Lastly, give kids a reason why you’re making some of the rules that you’re making. Explain about screen-free areas of the house if you set up that boundary: bedrooms are for sleeping, for example – devices don’t help you sleep, therefore that’s why we have that boundary.

Trust your kids, and trust God

We need to learn to trust our children and their character as they grow. As we see signs of wisdom and godly character, we need to keep trusting them. There’ll be little slip-ups, we’ve got to deal with those, but we want them to know that we’re trusting them in that growth, and we want them to come to us with concerns so we can talk about them.

One day they will grow up and leave home and my filters won’t work at their house, so we need to trust that they’re going to grow up and prepare them for that – gradually increasing freedoms and boundaries as they go.

We know God never changes and his word is life and light. It illuminates the world we live in, no matter the century, or the marvellous inventions that currently epitomise man’s greatest achievements.

We know that at the heart of our modern-day issues with technology are the same old self-centred issues of the heart the Teacher in Ecclesiastes explored when he declared, “There is nothing new under the sun”. The answer to teach of the problems posed by technology is to build a life with strong foundations by taking God’s word and putting it into practice.

James 1:5 says, “If any of you lacks wisdom you should ask God, who gives generously to all without finding fault, and it will be given to you”. If all this is overwhelming, we have a person to go to who has promised to give us wisdom and help us navigate this world.

Simone Boswell is co-author of the book Cyber Parenting: Raising Your Kids in an Online World.
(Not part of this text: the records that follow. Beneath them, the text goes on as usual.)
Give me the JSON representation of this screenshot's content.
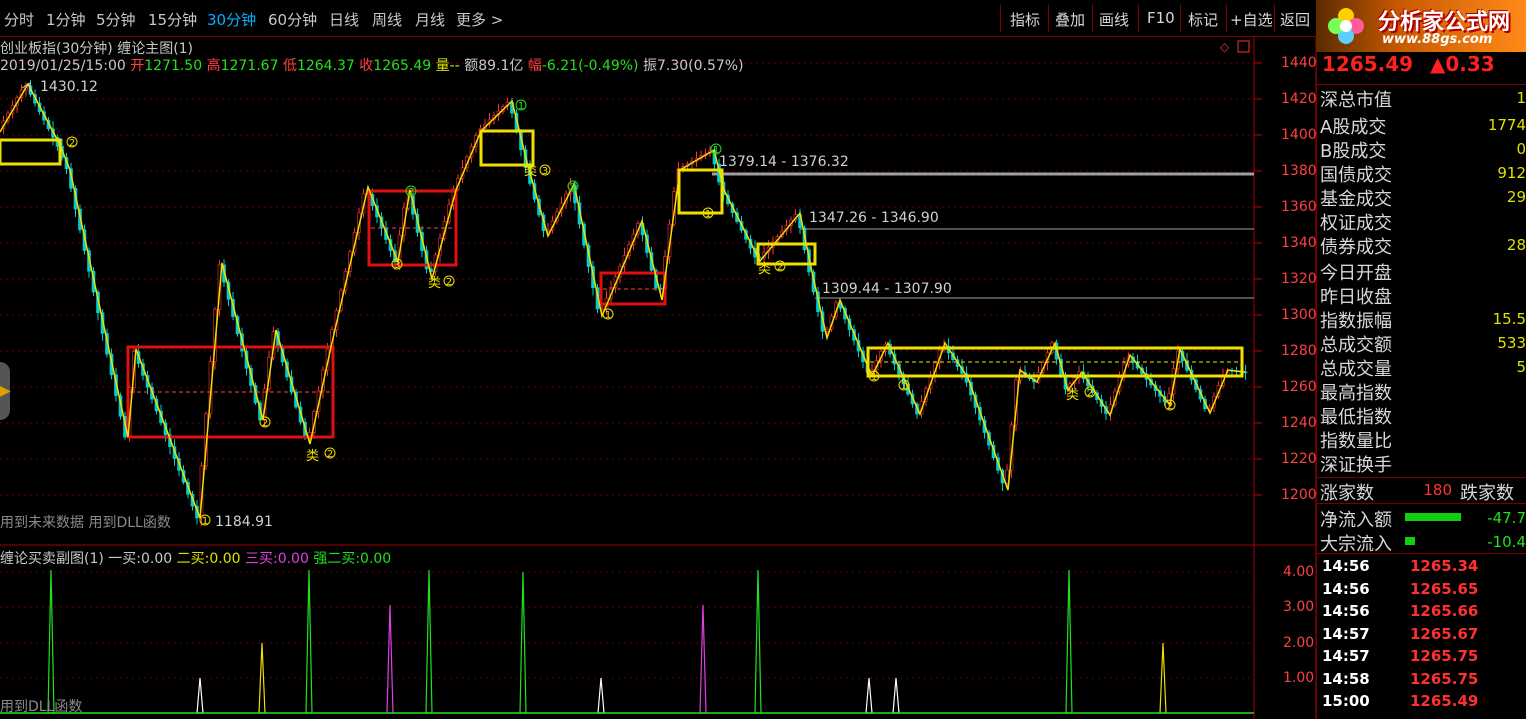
{
  "toolbar": {
    "timeframes": [
      "分时",
      "1分钟",
      "5分钟",
      "15分钟",
      "30分钟",
      "60分钟",
      "日线",
      "周线",
      "月线",
      "更多 >"
    ],
    "active_timeframe": "30分钟",
    "tools": [
      "指标",
      "叠加",
      "画线",
      "F10",
      "标记",
      "+自选",
      "返回"
    ]
  },
  "chart_title": "创业板指(30分钟) 缠论主图(1)",
  "ohlc": {
    "datetime": "2019/01/25/15:00",
    "open_label": "开",
    "open": "1271.50",
    "high_label": "高",
    "high": "1271.67",
    "low_label": "低",
    "low": "1264.37",
    "close_label": "收",
    "close": "1265.49",
    "volume_label": "量--",
    "amount_label": "额",
    "amount": "89.1亿",
    "change_label": "幅",
    "change": "-6.21(-0.49%)",
    "amplitude_label": "振",
    "amplitude": "7.30(0.57%)"
  },
  "annotations": {
    "high": "1430.12",
    "low": "1184.91",
    "level1": "1379.14 - 1376.32",
    "level2": "1347.26 - 1346.90",
    "level3": "1309.44 - 1307.90"
  },
  "notes": {
    "main": "用到未来数据 用到DLL函数",
    "sub": "用到DLL函数"
  },
  "price_axis": [
    "1440",
    "1420",
    "1400",
    "1380",
    "1360",
    "1340",
    "1320",
    "1300",
    "1280",
    "1260",
    "1240",
    "1220",
    "1200"
  ],
  "sub_axis": [
    "4.00",
    "3.00",
    "2.00",
    "1.00"
  ],
  "sub_indicator": {
    "name": "缠论买卖副图(1)",
    "buy1_label": "一买:",
    "buy1": "0.00",
    "buy2_label": "二买:",
    "buy2": "0.00",
    "buy3_label": "三买:",
    "buy3": "0.00",
    "sbuy2_label": "强二买:",
    "sbuy2": "0.00"
  },
  "right_panel": {
    "logo_name": "分析家公式网",
    "logo_url": "www.88gs.com",
    "price": "1265.49",
    "change": "▲0.33",
    "stats": [
      {
        "label": "深总市值",
        "value": "1"
      },
      {
        "label": "A股成交",
        "value": "1774"
      },
      {
        "label": "B股成交",
        "value": "0"
      },
      {
        "label": "国债成交",
        "value": "912"
      },
      {
        "label": "基金成交",
        "value": "29"
      },
      {
        "label": "权证成交",
        "value": ""
      },
      {
        "label": "债券成交",
        "value": "28"
      },
      {
        "label": "今日开盘",
        "value": ""
      },
      {
        "label": "昨日收盘",
        "value": ""
      },
      {
        "label": "指数振幅",
        "value": "15.5"
      },
      {
        "label": "总成交额",
        "value": "533"
      },
      {
        "label": "总成交量",
        "value": "5"
      },
      {
        "label": "最高指数",
        "value": ""
      },
      {
        "label": "最低指数",
        "value": ""
      },
      {
        "label": "指数量比",
        "value": ""
      },
      {
        "label": "深证换手",
        "value": ""
      }
    ],
    "up_label": "涨家数",
    "up_value": "180",
    "down_label": "跌家数",
    "net_inflow_label": "净流入额",
    "net_inflow": "-47.7",
    "block_inflow_label": "大宗流入",
    "block_inflow": "-10.4",
    "ticks": [
      {
        "time": "14:56",
        "price": "1265.34"
      },
      {
        "time": "14:56",
        "price": "1265.65"
      },
      {
        "time": "14:56",
        "price": "1265.66"
      },
      {
        "time": "14:57",
        "price": "1265.67"
      },
      {
        "time": "14:57",
        "price": "1265.75"
      },
      {
        "time": "14:58",
        "price": "1265.75"
      },
      {
        "time": "15:00",
        "price": "1265.49"
      }
    ]
  },
  "colors": {
    "up": "#ff3030",
    "down": "#00d0d0",
    "zhongshu_red": "#e01010",
    "zhongshu_yellow": "#f0e000",
    "grid": "#7a0000"
  }
}
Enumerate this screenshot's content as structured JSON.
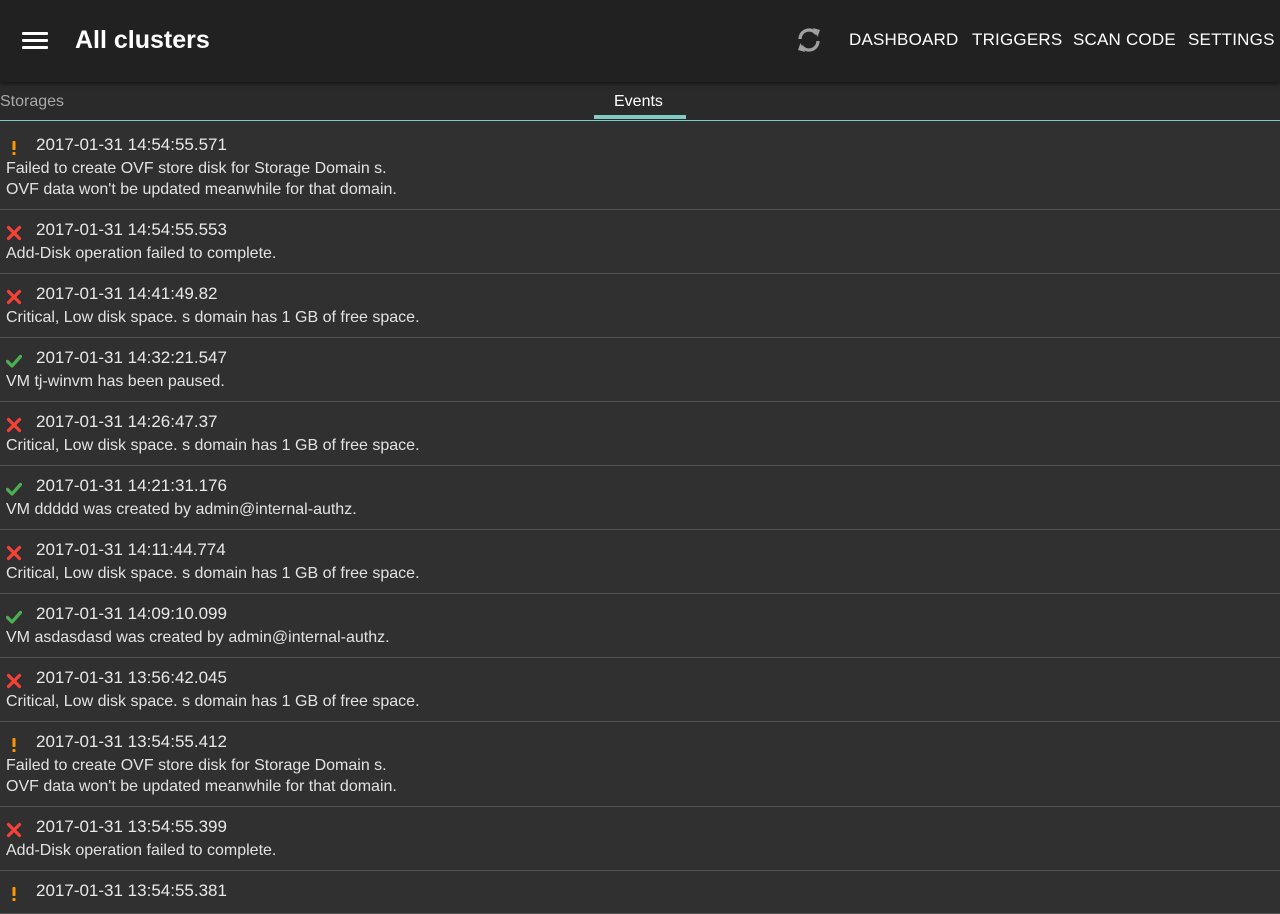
{
  "header": {
    "title": "All clusters",
    "actions": [
      "DASHBOARD",
      "TRIGGERS",
      "SCAN CODE",
      "SETTINGS"
    ]
  },
  "icons": {
    "menu": "menu-icon",
    "refresh": "refresh-icon",
    "warning": "warning-icon",
    "error": "error-icon",
    "success": "check-icon"
  },
  "colors": {
    "accent": "#80cbc4",
    "error": "#f44336",
    "success": "#4caf50",
    "warning": "#ff9800"
  },
  "tabs": [
    {
      "label": "Storages",
      "selected": false
    },
    {
      "label": "Events",
      "selected": true
    }
  ],
  "events": [
    {
      "severity": "warning",
      "time": "2017-01-31 14:54:55.571",
      "message": "Failed to create OVF store disk for Storage Domain s.\n OVF data won't be updated meanwhile for that domain."
    },
    {
      "severity": "error",
      "time": "2017-01-31 14:54:55.553",
      "message": "Add-Disk operation failed to complete."
    },
    {
      "severity": "error",
      "time": "2017-01-31 14:41:49.82",
      "message": "Critical, Low disk space. s domain has 1 GB of free space."
    },
    {
      "severity": "success",
      "time": "2017-01-31 14:32:21.547",
      "message": "VM tj-winvm has been paused."
    },
    {
      "severity": "error",
      "time": "2017-01-31 14:26:47.37",
      "message": "Critical, Low disk space. s domain has 1 GB of free space."
    },
    {
      "severity": "success",
      "time": "2017-01-31 14:21:31.176",
      "message": "VM ddddd was created by admin@internal-authz."
    },
    {
      "severity": "error",
      "time": "2017-01-31 14:11:44.774",
      "message": "Critical, Low disk space. s domain has 1 GB of free space."
    },
    {
      "severity": "success",
      "time": "2017-01-31 14:09:10.099",
      "message": "VM asdasdasd was created by admin@internal-authz."
    },
    {
      "severity": "error",
      "time": "2017-01-31 13:56:42.045",
      "message": "Critical, Low disk space. s domain has 1 GB of free space."
    },
    {
      "severity": "warning",
      "time": "2017-01-31 13:54:55.412",
      "message": "Failed to create OVF store disk for Storage Domain s.\n OVF data won't be updated meanwhile for that domain."
    },
    {
      "severity": "error",
      "time": "2017-01-31 13:54:55.399",
      "message": "Add-Disk operation failed to complete."
    },
    {
      "severity": "warning",
      "time": "2017-01-31 13:54:55.381",
      "message": ""
    }
  ]
}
This is an edited version of a talk she gave at the MU Sydney Conference in February.